Excerpts from an interface dataset
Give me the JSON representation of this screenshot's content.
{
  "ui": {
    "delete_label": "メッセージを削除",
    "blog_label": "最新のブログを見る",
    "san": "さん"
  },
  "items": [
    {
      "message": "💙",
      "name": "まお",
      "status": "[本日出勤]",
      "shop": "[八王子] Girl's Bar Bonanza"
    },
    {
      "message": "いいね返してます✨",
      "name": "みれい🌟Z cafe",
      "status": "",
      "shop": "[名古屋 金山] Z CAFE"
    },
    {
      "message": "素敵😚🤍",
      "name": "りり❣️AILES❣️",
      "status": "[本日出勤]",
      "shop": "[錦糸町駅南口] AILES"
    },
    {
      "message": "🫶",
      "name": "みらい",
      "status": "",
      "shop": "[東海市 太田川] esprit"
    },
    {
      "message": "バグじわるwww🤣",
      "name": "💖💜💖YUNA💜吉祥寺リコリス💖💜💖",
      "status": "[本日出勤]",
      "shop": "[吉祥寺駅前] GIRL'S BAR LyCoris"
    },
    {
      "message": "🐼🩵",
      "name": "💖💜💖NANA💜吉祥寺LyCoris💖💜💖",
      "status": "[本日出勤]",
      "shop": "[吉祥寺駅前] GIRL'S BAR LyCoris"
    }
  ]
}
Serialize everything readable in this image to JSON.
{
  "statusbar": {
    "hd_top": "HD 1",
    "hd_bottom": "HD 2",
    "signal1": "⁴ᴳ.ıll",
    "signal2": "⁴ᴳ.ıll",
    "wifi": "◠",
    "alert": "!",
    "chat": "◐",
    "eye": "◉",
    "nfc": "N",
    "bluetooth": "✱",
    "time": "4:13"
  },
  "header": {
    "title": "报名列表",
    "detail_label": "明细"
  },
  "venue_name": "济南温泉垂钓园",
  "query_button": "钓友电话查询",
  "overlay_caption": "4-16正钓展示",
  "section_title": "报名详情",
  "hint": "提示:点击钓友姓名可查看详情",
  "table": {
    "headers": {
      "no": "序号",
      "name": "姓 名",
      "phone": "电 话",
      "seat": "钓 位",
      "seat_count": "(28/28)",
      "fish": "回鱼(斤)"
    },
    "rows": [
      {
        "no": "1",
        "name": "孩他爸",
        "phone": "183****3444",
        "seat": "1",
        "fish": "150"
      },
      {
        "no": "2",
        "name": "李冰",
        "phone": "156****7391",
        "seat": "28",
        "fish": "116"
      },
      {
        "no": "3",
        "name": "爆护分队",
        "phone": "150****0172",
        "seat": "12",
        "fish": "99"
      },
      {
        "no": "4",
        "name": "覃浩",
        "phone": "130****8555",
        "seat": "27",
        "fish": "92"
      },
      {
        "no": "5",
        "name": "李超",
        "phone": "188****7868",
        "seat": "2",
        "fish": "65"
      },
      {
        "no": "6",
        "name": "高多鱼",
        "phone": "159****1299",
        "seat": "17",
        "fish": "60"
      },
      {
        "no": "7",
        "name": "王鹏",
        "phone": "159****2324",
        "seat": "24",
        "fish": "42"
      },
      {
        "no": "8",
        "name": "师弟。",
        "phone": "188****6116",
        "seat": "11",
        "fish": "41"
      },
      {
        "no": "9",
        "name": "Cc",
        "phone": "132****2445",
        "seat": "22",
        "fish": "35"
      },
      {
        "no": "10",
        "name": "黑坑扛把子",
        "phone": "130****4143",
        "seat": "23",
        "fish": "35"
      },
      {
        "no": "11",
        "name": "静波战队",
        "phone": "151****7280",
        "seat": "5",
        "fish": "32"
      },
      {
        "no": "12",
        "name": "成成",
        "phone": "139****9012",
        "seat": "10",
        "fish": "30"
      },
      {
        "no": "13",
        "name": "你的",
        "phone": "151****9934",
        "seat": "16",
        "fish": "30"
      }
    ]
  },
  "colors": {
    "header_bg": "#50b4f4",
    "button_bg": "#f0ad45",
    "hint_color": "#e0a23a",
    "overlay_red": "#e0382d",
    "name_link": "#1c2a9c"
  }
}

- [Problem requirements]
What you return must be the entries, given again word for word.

- [Exercise answer]
Give me the JSON representation of this screenshot's content.
{
  "ui": {
    "delete_label": "メッセージを削除",
    "blog_label": "最新のブログを見る",
    "san": "さん"
  },
  "items": [
    {
      "message": "💙",
      "name": "まお",
      "status": "[本日出勤]",
      "shop": "[八王子] Girl's Bar Bonanza"
    },
    {
      "message": "いいね返してます✨",
      "name": "みれい🌟Z cafe",
      "status": "",
      "shop": "[名古屋 金山] Z CAFE"
    },
    {
      "message": "素敵😚🤍",
      "name": "りり❣️AILES❣️",
      "status": "[本日出勤]",
      "shop": "[錦糸町駅南口] AILES"
    },
    {
      "message": "🫶",
      "name": "みらい",
      "status": "",
      "shop": "[東海市 太田川] esprit"
    },
    {
      "message": "バグじわるwww🤣",
      "name": "💖💜💖YUNA💜吉祥寺リコリス💖💜💖",
      "status": "[本日出勤]",
      "shop": "[吉祥寺駅前] GIRL'S BAR LyCoris"
    },
    {
      "message": "🐼🩵",
      "name": "💖💜💖NANA💜吉祥寺LyCoris💖💜💖",
      "status": "[本日出勤]",
      "shop": "[吉祥寺駅前] GIRL'S BAR LyCoris"
    }
  ]
}
Serialize everything readable in this image to JSON.
{
  "statusbar": {
    "hd_top": "HD 1",
    "hd_bottom": "HD 2",
    "signal1": "⁴ᴳ.ıll",
    "signal2": "⁴ᴳ.ıll",
    "wifi": "◠",
    "alert": "!",
    "chat": "◐",
    "eye": "◉",
    "nfc": "N",
    "bluetooth": "✱",
    "time": "4:13"
  },
  "header": {
    "title": "报名列表",
    "detail_label": "明细"
  },
  "venue_name": "济南温泉垂钓园",
  "query_button": "钓友电话查询",
  "overlay_caption": "4-16正钓展示",
  "section_title": "报名详情",
  "hint": "提示:点击钓友姓名可查看详情",
  "table": {
    "headers": {
      "no": "序号",
      "name": "姓 名",
      "phone": "电 话",
      "seat": "钓 位",
      "seat_count": "(28/28)",
      "fish": "回鱼(斤)"
    },
    "rows": [
      {
        "no": "1",
        "name": "孩他爸",
        "phone": "183****3444",
        "seat": "1",
        "fish": "150"
      },
      {
        "no": "2",
        "name": "李冰",
        "phone": "156****7391",
        "seat": "28",
        "fish": "116"
      },
      {
        "no": "3",
        "name": "爆护分队",
        "phone": "150****0172",
        "seat": "12",
        "fish": "99"
      },
      {
        "no": "4",
        "name": "覃浩",
        "phone": "130****8555",
        "seat": "27",
        "fish": "92"
      },
      {
        "no": "5",
        "name": "李超",
        "phone": "188****7868",
        "seat": "2",
        "fish": "65"
      },
      {
        "no": "6",
        "name": "高多鱼",
        "phone": "159****1299",
        "seat": "17",
        "fish": "60"
      },
      {
        "no": "7",
        "name": "王鹏",
        "phone": "159****2324",
        "seat": "24",
        "fish": "42"
      },
      {
        "no": "8",
        "name": "师弟。",
        "phone": "188****6116",
        "seat": "11",
        "fish": "41"
      },
      {
        "no": "9",
        "name": "Cc",
        "phone": "132****2445",
        "seat": "22",
        "fish": "35"
      },
      {
        "no": "10",
        "name": "黑坑扛把子",
        "phone": "130****4143",
        "seat": "23",
        "fish": "35"
      },
      {
        "no": "11",
        "name": "静波战队",
        "phone": "151****7280",
        "seat": "5",
        "fish": "32"
      },
      {
        "no": "12",
        "name": "成成",
        "phone": "139****9012",
        "seat": "10",
        "fish": "30"
      },
      {
        "no": "13",
        "name": "你的",
        "phone": "151****9934",
        "seat": "16",
        "fish": "30"
      }
    ]
  },
  "colors": {
    "header_bg": "#50b4f4",
    "button_bg": "#f0ad45",
    "hint_color": "#e0a23a",
    "overlay_red": "#e0382d",
    "name_link": "#1c2a9c"
  }
}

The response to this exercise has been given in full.